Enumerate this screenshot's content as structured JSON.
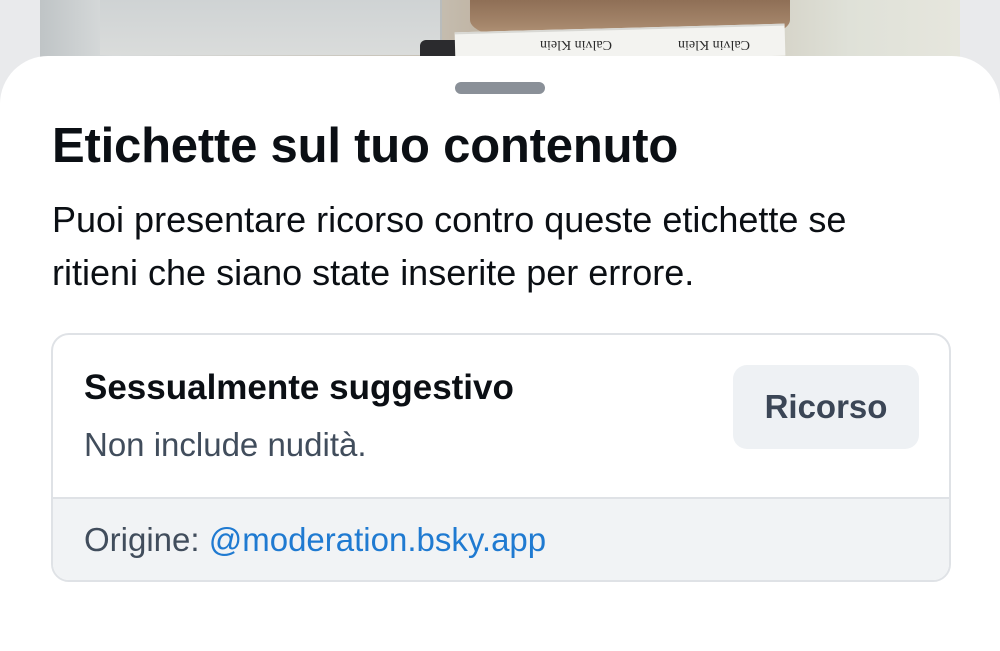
{
  "sheet": {
    "title": "Etichette sul tuo contenuto",
    "description": "Puoi presentare ricorso contro queste etichette se ritieni che siano state inserite per errore."
  },
  "label_card": {
    "name": "Sessualmente suggestivo",
    "description": "Non include nudità.",
    "appeal_button_label": "Ricorso",
    "source_prefix": "Origine:",
    "source_handle": "@moderation.bsky.app"
  },
  "background_image": {
    "brand_text_1": "Calvin Klein",
    "brand_text_2": "Calvin Klein"
  },
  "colors": {
    "link": "#1f7ad1",
    "text_primary": "#0b0f14",
    "text_secondary": "#414d5c",
    "button_bg": "#eef1f4",
    "footer_bg": "#f1f3f5",
    "border": "#dfe2e6"
  }
}
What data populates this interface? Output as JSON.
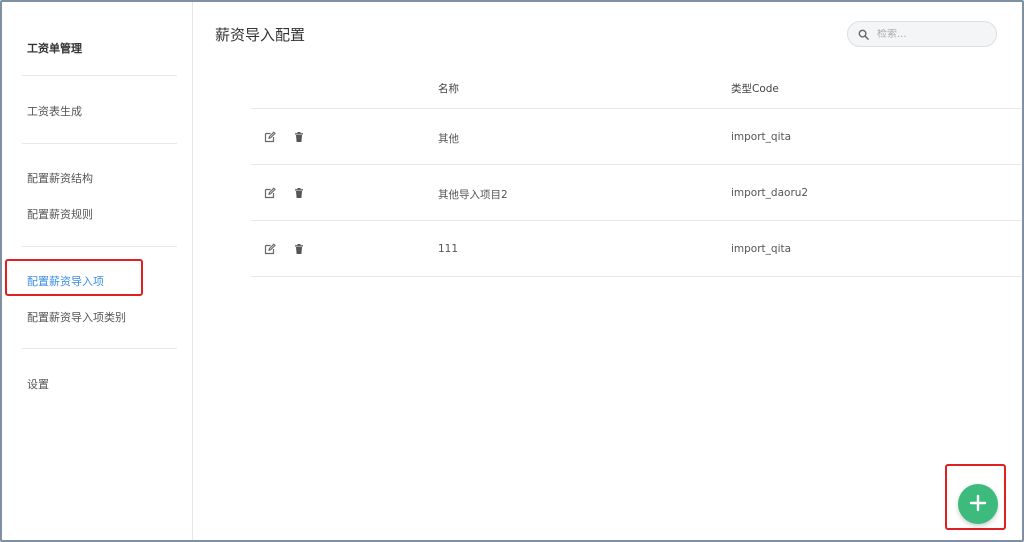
{
  "sidebar": {
    "title": "工资单管理",
    "items": [
      {
        "label": "工资表生成"
      },
      {
        "label": "配置薪资结构"
      },
      {
        "label": "配置薪资规则"
      },
      {
        "label": "配置薪资导入项"
      },
      {
        "label": "配置薪资导入项类别"
      },
      {
        "label": "设置"
      }
    ],
    "active_index": 3
  },
  "main": {
    "title": "薪资导入配置",
    "search": {
      "placeholder": "检索...",
      "value": ""
    },
    "table": {
      "columns": [
        "名称",
        "类型Code"
      ],
      "rows": [
        {
          "name": "其他",
          "code": "import_qita"
        },
        {
          "name": "其他导入项目2",
          "code": "import_daoru2"
        },
        {
          "name": "111",
          "code": "import_qita"
        }
      ]
    }
  },
  "icons": {
    "edit": "edit-icon",
    "delete": "trash-icon",
    "search": "search-icon",
    "add": "plus-icon"
  },
  "colors": {
    "accent": "#3a8ee6",
    "fab": "#3dbb7c",
    "highlight": "#e02020"
  }
}
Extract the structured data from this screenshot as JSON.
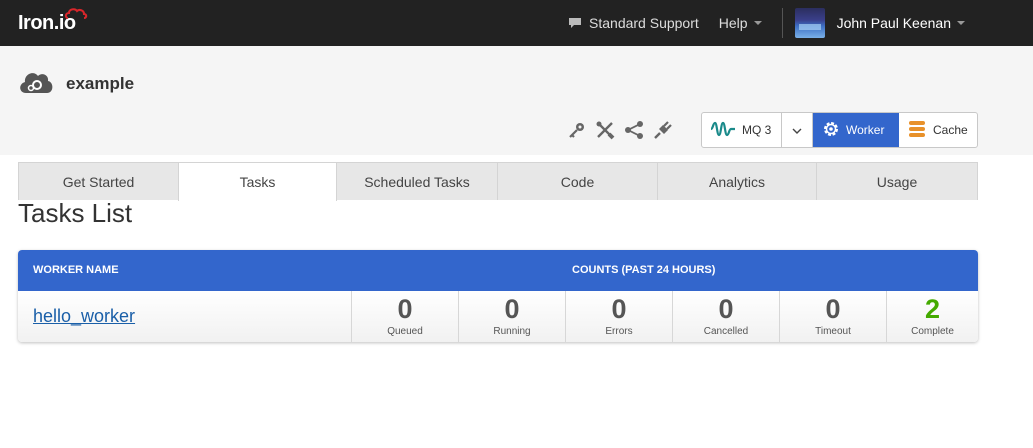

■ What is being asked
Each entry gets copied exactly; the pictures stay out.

■ Result of this task
Enumerate this screenshot's content as structured JSON.
{
  "sheet": {
    "title": "Etichette sul tuo contenuto",
    "description": "Puoi presentare ricorso contro queste etichette se ritieni che siano state inserite per errore."
  },
  "label_card": {
    "name": "Sessualmente suggestivo",
    "description": "Non include nudità.",
    "appeal_button_label": "Ricorso",
    "source_prefix": "Origine:",
    "source_handle": "@moderation.bsky.app"
  },
  "background_image": {
    "brand_text_1": "Calvin Klein",
    "brand_text_2": "Calvin Klein"
  },
  "colors": {
    "link": "#1f7ad1",
    "text_primary": "#0b0f14",
    "text_secondary": "#414d5c",
    "button_bg": "#eef1f4",
    "footer_bg": "#f1f3f5",
    "border": "#dfe2e6"
  }
}
What data populates this interface? Output as JSON.
{
  "sidebar": {
    "title": "工资单管理",
    "items": [
      {
        "label": "工资表生成"
      },
      {
        "label": "配置薪资结构"
      },
      {
        "label": "配置薪资规则"
      },
      {
        "label": "配置薪资导入项"
      },
      {
        "label": "配置薪资导入项类别"
      },
      {
        "label": "设置"
      }
    ],
    "active_index": 3
  },
  "main": {
    "title": "薪资导入配置",
    "search": {
      "placeholder": "检索...",
      "value": ""
    },
    "table": {
      "columns": [
        "名称",
        "类型Code"
      ],
      "rows": [
        {
          "name": "其他",
          "code": "import_qita"
        },
        {
          "name": "其他导入项目2",
          "code": "import_daoru2"
        },
        {
          "name": "111",
          "code": "import_qita"
        }
      ]
    }
  },
  "icons": {
    "edit": "edit-icon",
    "delete": "trash-icon",
    "search": "search-icon",
    "add": "plus-icon"
  },
  "colors": {
    "accent": "#3a8ee6",
    "fab": "#3dbb7c",
    "highlight": "#e02020"
  }
}
Extract the structured data from this screenshot as JSON.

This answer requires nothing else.